We're not done yet. Segregated Witness could also introduce something called fraud proofs. Originally envisioned by Satoshi Nakamoto, fraud proofs could significantly improve the security of SPV-nodes (or: “light wallets”); Bitcoin nodes that do not verify all transactions on the network or store the complete blockchain.
To check whether a transaction has taken place, SPV-nodes merely scan the blockchain for the relevant transaction ID. If they find it, that means a miner included the transaction in a block. But SPV-nodes do not validate whether the transaction adhered to Bitcoin’s consensus rules. As such, SPV-nodes trust miners to play fair, rather than verify they do. In a worst case scenario, this could even mean that miners pay SPV-nodes with bitcoin created out of nothing, for instance by creating transactions with no inputs, or by awarding themselves excess fees in the coinbase transaction.

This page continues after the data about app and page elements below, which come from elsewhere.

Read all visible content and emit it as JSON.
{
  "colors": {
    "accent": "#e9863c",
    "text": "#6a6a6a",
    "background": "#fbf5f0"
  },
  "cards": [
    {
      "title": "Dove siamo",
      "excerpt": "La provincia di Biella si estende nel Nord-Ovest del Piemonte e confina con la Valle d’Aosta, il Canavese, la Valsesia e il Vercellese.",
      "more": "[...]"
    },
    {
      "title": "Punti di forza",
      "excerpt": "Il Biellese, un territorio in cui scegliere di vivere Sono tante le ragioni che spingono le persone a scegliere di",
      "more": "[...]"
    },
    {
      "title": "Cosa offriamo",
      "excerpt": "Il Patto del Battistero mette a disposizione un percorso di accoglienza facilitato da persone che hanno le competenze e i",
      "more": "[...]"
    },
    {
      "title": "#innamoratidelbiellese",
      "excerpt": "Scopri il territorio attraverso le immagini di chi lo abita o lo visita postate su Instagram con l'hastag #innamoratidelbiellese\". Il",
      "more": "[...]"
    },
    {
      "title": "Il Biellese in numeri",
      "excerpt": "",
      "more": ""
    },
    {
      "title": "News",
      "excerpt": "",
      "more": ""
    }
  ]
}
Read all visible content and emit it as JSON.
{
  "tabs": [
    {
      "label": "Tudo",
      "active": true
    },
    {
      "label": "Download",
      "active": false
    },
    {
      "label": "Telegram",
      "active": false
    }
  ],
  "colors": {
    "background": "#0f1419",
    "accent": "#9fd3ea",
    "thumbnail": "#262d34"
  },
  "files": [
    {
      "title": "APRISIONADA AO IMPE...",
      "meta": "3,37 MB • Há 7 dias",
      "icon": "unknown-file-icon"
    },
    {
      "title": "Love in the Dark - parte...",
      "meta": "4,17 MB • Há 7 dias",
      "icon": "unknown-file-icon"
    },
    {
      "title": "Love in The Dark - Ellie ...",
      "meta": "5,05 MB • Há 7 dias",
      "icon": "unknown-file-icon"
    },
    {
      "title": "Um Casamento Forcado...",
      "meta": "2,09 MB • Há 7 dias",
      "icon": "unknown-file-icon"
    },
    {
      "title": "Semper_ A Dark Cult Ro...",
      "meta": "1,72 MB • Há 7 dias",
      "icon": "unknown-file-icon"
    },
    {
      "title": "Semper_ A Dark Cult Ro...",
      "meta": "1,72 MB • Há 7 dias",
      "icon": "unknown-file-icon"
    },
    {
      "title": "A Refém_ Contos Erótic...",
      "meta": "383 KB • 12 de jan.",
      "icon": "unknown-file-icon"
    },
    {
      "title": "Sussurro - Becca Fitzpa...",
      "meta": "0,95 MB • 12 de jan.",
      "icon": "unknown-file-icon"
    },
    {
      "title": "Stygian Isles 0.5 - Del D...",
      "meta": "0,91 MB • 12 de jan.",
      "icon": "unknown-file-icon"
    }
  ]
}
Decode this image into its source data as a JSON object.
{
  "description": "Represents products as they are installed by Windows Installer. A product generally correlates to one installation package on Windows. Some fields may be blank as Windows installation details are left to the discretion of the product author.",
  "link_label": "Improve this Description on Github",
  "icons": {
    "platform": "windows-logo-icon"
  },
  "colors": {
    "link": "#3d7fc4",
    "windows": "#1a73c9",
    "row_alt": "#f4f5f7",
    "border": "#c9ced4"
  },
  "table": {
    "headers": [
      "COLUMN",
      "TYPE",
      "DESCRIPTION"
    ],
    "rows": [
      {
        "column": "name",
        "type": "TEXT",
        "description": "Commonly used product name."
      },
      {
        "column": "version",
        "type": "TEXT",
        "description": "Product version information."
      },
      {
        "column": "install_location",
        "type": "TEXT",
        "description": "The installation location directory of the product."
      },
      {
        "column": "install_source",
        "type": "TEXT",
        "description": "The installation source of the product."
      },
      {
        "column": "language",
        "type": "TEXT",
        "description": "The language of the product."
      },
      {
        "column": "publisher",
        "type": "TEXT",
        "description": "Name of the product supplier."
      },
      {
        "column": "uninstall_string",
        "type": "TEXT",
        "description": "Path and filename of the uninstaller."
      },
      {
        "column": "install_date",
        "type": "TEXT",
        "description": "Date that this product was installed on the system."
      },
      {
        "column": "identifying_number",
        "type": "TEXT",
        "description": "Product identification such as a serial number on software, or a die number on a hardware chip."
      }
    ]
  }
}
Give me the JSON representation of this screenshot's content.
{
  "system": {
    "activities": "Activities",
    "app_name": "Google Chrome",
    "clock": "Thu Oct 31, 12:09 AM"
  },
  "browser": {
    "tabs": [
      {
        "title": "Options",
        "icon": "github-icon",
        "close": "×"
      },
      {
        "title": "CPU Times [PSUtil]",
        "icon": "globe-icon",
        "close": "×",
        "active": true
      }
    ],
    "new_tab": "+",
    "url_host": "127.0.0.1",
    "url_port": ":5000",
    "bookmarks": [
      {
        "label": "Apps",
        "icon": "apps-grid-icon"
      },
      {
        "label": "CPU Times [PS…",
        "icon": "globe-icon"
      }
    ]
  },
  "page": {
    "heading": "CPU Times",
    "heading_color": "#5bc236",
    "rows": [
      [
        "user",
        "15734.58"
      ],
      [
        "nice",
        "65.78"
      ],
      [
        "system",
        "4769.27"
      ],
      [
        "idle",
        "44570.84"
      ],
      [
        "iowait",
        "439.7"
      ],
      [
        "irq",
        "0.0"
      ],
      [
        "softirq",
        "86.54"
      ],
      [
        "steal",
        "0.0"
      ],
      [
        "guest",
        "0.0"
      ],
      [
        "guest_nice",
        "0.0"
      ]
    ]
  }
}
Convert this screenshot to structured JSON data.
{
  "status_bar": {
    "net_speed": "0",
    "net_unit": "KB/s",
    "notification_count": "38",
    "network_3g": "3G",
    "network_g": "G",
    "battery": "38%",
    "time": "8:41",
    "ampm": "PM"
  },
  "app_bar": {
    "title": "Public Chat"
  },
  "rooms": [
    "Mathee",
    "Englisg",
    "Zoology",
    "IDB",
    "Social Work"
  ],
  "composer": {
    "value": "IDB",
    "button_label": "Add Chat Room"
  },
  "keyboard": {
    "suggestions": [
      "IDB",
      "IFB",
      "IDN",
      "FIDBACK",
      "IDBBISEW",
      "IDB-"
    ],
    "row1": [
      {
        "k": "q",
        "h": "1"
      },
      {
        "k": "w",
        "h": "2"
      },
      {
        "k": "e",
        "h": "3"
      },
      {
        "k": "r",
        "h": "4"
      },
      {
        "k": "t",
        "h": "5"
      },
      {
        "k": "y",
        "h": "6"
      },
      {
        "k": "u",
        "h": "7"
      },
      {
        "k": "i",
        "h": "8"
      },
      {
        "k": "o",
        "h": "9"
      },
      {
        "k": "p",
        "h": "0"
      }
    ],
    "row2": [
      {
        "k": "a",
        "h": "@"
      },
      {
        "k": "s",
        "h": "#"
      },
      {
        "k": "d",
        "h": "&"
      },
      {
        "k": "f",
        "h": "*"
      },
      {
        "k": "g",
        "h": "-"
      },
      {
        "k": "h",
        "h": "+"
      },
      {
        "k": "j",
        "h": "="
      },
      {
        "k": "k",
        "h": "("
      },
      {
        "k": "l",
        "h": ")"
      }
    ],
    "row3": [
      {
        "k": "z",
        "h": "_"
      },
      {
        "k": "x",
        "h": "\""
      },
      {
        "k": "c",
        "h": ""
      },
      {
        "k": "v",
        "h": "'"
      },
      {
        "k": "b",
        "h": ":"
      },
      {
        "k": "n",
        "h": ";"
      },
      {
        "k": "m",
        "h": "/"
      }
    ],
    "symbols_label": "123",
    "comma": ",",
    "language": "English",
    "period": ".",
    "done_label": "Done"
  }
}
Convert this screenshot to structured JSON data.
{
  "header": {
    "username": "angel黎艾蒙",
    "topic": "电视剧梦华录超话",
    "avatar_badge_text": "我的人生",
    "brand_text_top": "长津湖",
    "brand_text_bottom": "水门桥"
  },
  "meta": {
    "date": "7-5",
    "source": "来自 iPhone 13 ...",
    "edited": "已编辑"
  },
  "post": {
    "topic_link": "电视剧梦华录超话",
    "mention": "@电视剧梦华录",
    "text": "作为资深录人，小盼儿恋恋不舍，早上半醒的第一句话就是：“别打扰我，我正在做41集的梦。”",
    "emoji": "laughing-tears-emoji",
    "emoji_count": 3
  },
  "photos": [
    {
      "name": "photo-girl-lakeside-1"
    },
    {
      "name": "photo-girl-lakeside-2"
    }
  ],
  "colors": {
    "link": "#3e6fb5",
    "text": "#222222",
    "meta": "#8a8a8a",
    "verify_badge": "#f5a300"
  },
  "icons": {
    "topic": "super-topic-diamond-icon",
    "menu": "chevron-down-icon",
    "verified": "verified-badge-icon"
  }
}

These types of problems could be solved by requiring miners to include extra data in the Segregated Witness Merkle Tree, specifying where the bitcoin locked up in all transactions came from, exactly. That way, if a block contains invalid transactions, a short and easy-to-check fraud proof can be constructed by any full node. This full node can send the fraud proof to SPV-nodes, so they know to reject the block.
That said, even with fraud proofs, SPV-nodes would not quite offer the same level of security as full nodes. Most importantly, the fraud proof solution requires that SPV-nodes can communicate with the network free from censorship. (For instance: censorship from government-sanctioned ISPs.) Additionally, SPV-nodes need at least one full node on the network to actually produce the fraud proofs.
Finally, Segregated Witness could decrease the amount of data Bitcoin nodes need to store on their hard drives. This, again, reduces the burden of running a full node, and brings down the time it takes to sync a node with the network when first installed.
While full nodes typically store all transaction data for all of Bitcoin's history, signatures are reasonably considered expendable after a certain amount of time has passed. Once a transaction is considered valid, confirmed into a block, and secured in the blockchain with proof of work for – say – a year, it could only have been fraudulent if miners were collectively mining on an invalid chain for all that time, and presumably without anyone noticing.
Of course, ridding the blockchain of older signatures is not a purist's ideal, as he might want to verify old transaction data regardless. Fortunately, that's not likely to become a problem either. All it requires is one such purist to seed the Segregated Witness data for everyone else to download.
The third part of this three-part story, to be published tomorrow, will explore exactly what Segregated Witness means for the long-lasting block-size dispute. Thanks go out to Blockstream developers Pieter Wuille and Mark Friedenbach and Ciphrex CEO Eric Lombrozo for provided information and added feedback – not to mention a lot of patience.